  • 1951: 17 baby girls named Acquanetta
  • 1950: 11 baby girls named Acquanetta
  • 1949: 9 baby girls named Acquanetta
  • 1948: 12 baby girls named Acquanetta
  • 1947: 5 baby girls named Acquanetta
  • 1946: 13 baby girls named Acquanetta
  • 1945: 6 baby girls named Acquanetta
  • 1944: 6 baby girls named Acquanetta [debut]
  • 1943: unlisted

burnu acquanettaAt the height of the name’s popularity in the early 1950s, the variants Aquanetta and Acquanette popped up. And later in the decade, Aquanette appeared. So I think it’s far more likely that the first Aquanettes were named with Acquanetta (and perhaps fashionable -ette names like Annette and Jeanette) in mind, and not after the hair spray.

But then that leaves us with another mystery: Where does “Acquanetta” come from?

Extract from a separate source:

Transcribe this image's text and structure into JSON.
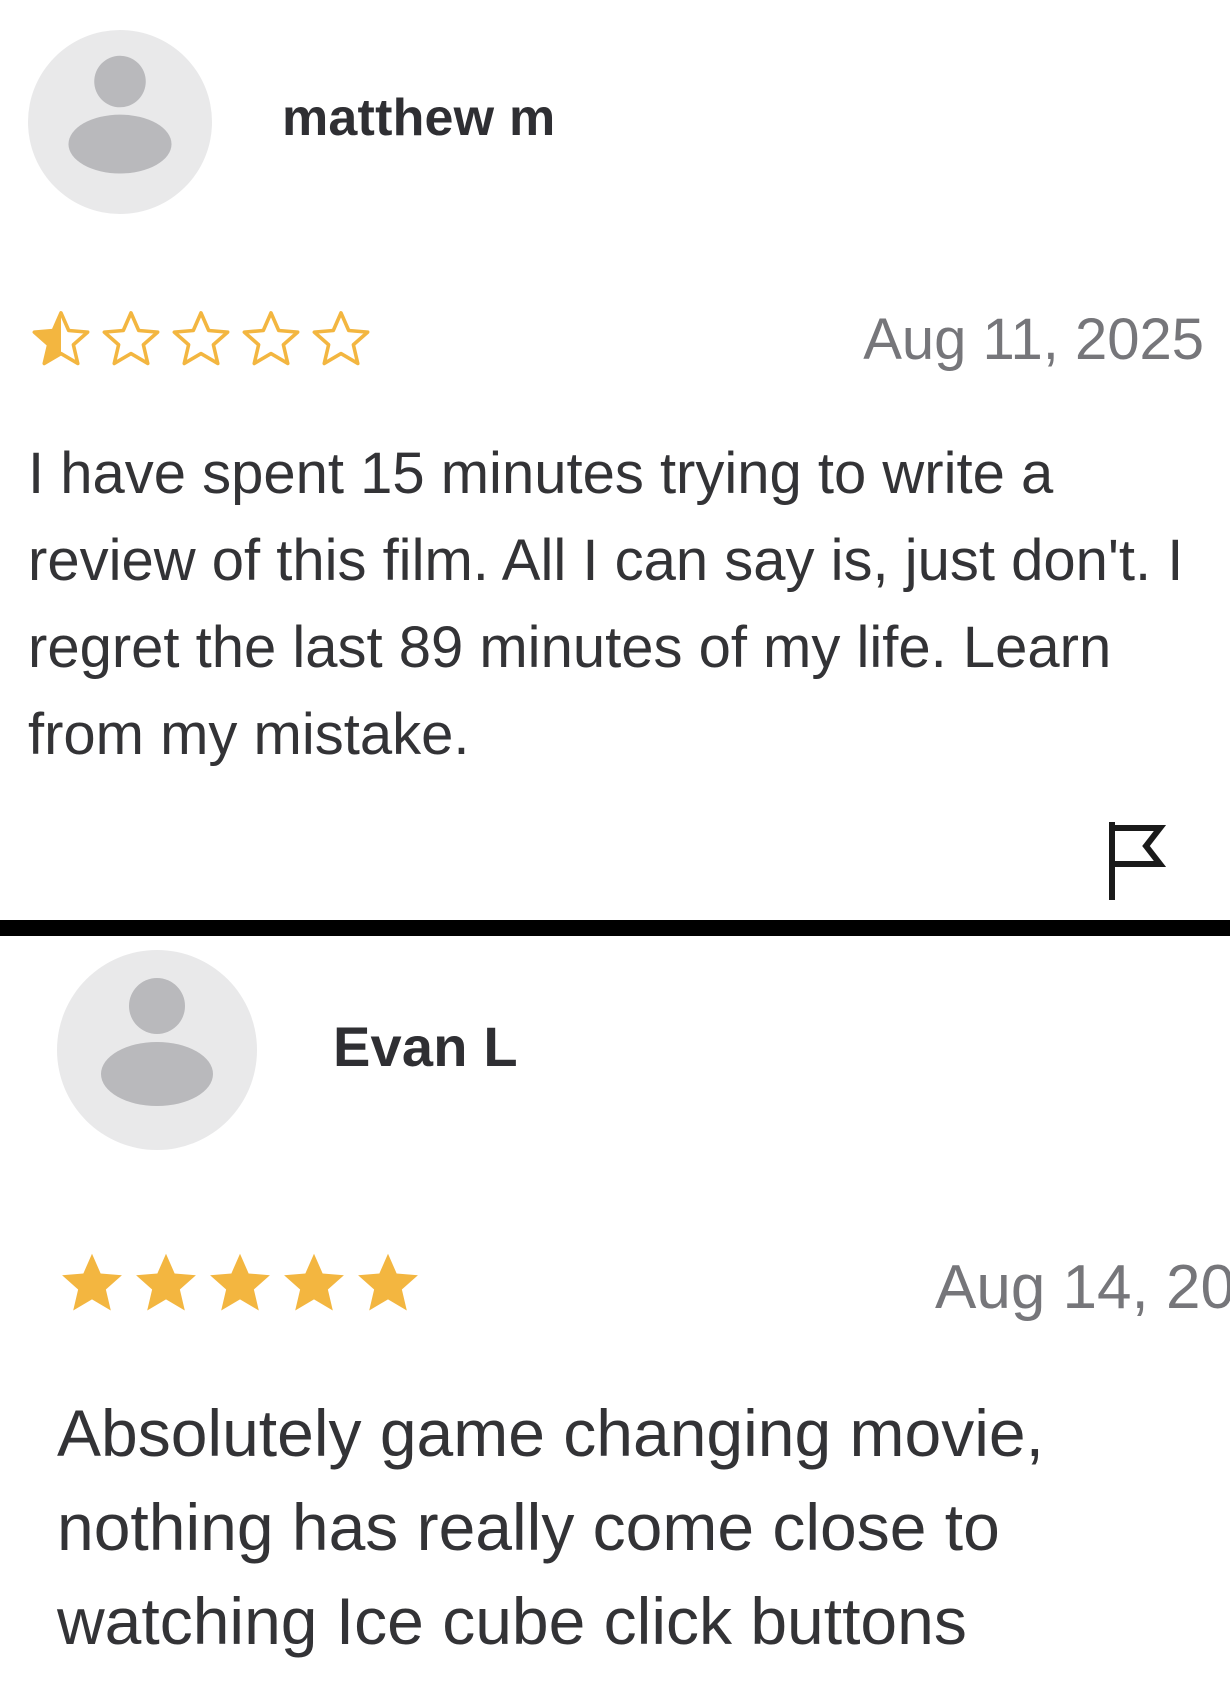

A LIFE article from 1942 stated that both of Acquanetta’s parents were Native American and that her surname meant “laughing water.” Her 2004 obituary in The Independent says she claimed to be “part-Arapaho Indian and part-English aristocrat” and that her name means “burning fire, deep water.”

But a Jet article from the early ’50s tells us the truth: Burnu Acquanetta’s legal name was Mildred Davenport. Census records show that she was born in South Carolina and raised in Pennsylvania. (So was her brother, Horace, who became the first black judge of Montgomery County, PA.)

So the stage names “Burnu” and “Acquanetta” aren’t genuine Native American names at all, but fanciful creations based on the words burn and aqua. They must have sounded exotic enough to pass as Native American back in the 1940s, though.

Sources:

  • Acquanetta.” Independent 19 Aug. 2004.
  • “Hollywood Jungle Girl.” Jet 14 Feb. 1952: 59-62.
  • “Venezuelan Volcano.” Life 24 Aug. 1942: 57.

Image: © 1952 Jet